"Police are aware that they have aligned themselves to the International Outlaws MC, which have had their roots in America since 1935," he said.

"Hawke's Bay police regularly speak with the Napier Outlaws MC and we understand that there are no plans for changes or expansion of members and will be monitoring the situation."

He added there hadn't been a growth of motorcycle gangs in Hawke's Bay but that such gangs had always been involved in criminal activity to varying degrees and police monitored them accordingly.

Originally formed in Illinois, US, in 1935, the gang have become recognisable around the world for their "skull and cross bones" back patch, with the bones depicted as pistons.

Dr Gilbert wrote that the symbol, known as "Charlie", was adopted by the club after a similar back patch was made famous by the Marlon Brando film The Wild One in 1954. He said the establishment of the AOA further highlighted the outlaw motorcycle scene's growth in New Zealand.

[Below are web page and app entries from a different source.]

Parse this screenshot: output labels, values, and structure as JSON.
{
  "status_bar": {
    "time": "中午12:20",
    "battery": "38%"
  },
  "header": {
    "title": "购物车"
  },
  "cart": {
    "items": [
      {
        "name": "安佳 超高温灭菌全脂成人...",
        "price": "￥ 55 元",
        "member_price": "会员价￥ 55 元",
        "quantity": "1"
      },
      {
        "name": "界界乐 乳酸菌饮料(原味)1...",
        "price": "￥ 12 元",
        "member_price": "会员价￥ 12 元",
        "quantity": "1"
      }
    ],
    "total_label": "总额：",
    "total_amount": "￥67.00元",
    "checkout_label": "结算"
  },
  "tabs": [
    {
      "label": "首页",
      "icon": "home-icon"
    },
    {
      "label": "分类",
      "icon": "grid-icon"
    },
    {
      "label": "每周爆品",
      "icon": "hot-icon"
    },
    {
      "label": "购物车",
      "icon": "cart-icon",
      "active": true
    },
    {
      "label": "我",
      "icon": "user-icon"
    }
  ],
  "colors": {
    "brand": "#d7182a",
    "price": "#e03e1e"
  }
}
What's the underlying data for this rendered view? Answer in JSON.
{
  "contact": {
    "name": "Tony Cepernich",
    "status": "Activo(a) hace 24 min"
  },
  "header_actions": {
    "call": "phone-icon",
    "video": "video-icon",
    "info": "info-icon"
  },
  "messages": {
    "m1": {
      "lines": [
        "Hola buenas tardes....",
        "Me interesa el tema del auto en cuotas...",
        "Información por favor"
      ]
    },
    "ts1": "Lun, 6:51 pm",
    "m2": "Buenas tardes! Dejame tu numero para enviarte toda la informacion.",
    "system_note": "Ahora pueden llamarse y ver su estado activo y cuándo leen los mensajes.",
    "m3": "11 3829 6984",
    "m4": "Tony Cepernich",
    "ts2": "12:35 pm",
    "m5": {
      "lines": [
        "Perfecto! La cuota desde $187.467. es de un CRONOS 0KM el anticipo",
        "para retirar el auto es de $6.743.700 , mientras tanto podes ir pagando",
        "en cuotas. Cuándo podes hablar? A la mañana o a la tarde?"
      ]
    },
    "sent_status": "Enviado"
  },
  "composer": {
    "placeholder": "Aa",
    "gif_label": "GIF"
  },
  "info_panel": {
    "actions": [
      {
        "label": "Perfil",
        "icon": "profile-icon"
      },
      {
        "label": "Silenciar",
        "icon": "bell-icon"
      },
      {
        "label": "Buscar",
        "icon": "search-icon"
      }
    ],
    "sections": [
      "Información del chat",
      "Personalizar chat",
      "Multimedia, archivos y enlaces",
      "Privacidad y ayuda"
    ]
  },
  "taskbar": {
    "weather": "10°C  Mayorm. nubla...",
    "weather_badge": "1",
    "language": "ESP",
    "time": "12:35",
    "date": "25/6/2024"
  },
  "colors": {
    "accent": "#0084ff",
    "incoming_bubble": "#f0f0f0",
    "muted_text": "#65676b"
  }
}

Plans for a supporter club in Auckland named Black and White 15, which derived from O, for outlaw, being the alphabet's 15th letter, were also under way.

"The beginning of this upsurge was signalled by the arrival of Australia's biggest outlaw club, the Rebels, in 2010 and since then several new groups have formed," Dr Gilbert said.